One of Mr. Alemanno’s more culturally significant campaign promises is to remove the modernist museum designed by the American architect Richard Meier which surrounds the first-century Roman monument, the Ara Pacis. Even the arch-enthusiast of celebrity “starchitects”, Nicolai Ouroussoff of the New York Times labelled the building a “flop” and a “major disappointment”.
“There’s a problem of compatibility,” Mr. Alemanno told the media. “The structure is surrounded by baroque buildings and, in that part of the city, any intervention must be in the same style”.
The left-wing literary critic Alfonso Berardinelli, meanwhile, has sounded a note of caution for Rome’s jubliant rightists. In an interview with Il Foglio, Prof. Berardinelli said:
“More than a victory of the Right, this was a defeat for the Left, which is unable to understand the physical nature of the city’s problems. Although I consider myself on the Left, I didn’t vote; I couldn’t have voted for Alemanno, but then neither could I vote for Rutelli. But here in Rome the electorate didn’t believe that Rutelli would sort out the city’s problems, whereas they were prepared to give Alemanno the benefit of the doubt.”
With regard to the allegations of fascism, Prof. Berardinelli said “Fascism is now a political anachronism and anyone who says they fear its return is nuts”. The Alleanza Nazionale, the Professor explained, “wants to sever all links” with its fascist past.
“Society wants a balance of stability and of freedom, and rightly or wrongly, this time round it was the message of the center-right in Rome that came over as sounding more authentic,” the Professor continued. “This is the advantage of a man who is not instantly likeable, and who is somewhat proud like Alemanno; they have a sense of who they are which makes them politically credible.”
Writing at the conservative, eurosceptic Brussels Journal, the English journalist and academic John Laughland hailed the latest right-wing victory in Italy and dismissed the British commentariat’s glib contempt for the state of affairs in the peninsula.

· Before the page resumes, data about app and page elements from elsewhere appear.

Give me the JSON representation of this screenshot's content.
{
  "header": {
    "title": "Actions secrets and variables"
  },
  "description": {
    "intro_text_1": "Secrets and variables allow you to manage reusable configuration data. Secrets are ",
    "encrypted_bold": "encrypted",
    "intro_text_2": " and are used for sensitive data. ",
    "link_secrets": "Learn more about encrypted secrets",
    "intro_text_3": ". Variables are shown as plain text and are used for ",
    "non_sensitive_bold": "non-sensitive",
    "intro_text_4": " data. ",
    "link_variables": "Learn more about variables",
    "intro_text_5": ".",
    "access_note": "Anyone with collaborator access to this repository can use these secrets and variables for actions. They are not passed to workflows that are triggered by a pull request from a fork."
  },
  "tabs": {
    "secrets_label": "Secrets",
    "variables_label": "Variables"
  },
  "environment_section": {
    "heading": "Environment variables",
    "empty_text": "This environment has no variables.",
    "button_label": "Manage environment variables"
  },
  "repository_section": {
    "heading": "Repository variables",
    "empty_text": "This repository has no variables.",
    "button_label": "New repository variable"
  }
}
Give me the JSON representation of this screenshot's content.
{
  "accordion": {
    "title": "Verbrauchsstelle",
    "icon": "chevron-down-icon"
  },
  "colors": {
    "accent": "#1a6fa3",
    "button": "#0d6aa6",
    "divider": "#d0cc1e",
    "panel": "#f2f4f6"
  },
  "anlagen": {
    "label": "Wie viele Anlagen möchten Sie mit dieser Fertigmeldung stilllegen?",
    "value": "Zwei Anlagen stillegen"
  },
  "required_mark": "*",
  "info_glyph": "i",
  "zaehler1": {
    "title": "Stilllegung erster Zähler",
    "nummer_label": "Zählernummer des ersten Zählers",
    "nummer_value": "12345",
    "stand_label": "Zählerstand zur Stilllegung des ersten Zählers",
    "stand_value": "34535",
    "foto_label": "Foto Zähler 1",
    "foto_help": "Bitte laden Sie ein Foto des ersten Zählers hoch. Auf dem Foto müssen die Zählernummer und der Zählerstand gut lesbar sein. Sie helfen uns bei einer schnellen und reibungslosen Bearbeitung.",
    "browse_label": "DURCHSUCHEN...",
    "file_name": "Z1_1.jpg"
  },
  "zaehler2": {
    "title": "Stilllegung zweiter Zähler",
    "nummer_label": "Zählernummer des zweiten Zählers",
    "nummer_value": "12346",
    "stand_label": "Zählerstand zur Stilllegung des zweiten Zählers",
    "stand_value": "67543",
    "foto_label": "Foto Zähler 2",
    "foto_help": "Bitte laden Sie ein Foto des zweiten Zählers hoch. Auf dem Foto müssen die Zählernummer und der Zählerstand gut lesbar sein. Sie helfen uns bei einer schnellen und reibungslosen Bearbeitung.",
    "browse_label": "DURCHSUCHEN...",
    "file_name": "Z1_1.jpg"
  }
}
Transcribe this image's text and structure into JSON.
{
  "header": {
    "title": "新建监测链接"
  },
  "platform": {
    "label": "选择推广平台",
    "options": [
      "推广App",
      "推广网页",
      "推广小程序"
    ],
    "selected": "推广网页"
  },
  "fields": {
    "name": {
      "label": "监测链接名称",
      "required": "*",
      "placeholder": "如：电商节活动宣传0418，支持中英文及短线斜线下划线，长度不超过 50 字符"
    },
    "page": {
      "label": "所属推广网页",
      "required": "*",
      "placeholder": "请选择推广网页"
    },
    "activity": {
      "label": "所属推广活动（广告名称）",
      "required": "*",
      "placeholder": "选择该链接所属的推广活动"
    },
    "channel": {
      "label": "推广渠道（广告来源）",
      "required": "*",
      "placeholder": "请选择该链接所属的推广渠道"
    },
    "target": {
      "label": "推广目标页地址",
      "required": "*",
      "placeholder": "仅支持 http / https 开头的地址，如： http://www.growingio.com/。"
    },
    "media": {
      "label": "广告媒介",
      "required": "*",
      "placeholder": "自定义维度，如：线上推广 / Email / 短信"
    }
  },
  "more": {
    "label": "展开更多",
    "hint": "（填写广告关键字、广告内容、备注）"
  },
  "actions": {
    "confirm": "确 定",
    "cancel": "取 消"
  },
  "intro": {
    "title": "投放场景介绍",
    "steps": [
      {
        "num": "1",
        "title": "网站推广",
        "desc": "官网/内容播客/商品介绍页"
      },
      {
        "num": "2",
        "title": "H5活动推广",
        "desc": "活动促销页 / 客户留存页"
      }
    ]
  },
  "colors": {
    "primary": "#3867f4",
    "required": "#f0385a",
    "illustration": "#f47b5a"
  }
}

“Italian politics is often dismissed (in Britain at least) as nothing but a combination of opera buffa and artful corruption,” Mr. Laughland writes. “It is true that the country’s political life seems chaotic when viewed from outside; but that is true of Italian life in general, where the appearance of chaos in fact masks the reality of extremely professional organisation. Anyone who has taken a train or a bus in Italy will know this to be true (the contrast with Britain, for instance, is very unfavourable to the British). The Italians are masterful businessmen and very hard-working professionals, who continue to produce some of the world’s best products, from cars and kitchens to fashion and food.”
Speaking of Mr. Alemanno’s promise to destroy Richard Meier’s abomination at the Ara Pacis, Mr. Laughland had the last word: “If Alemanno does only one thing during his term in office, if he achieves this single act of cultural restoration or counter-revolution, then the entire election will have been well worth it.”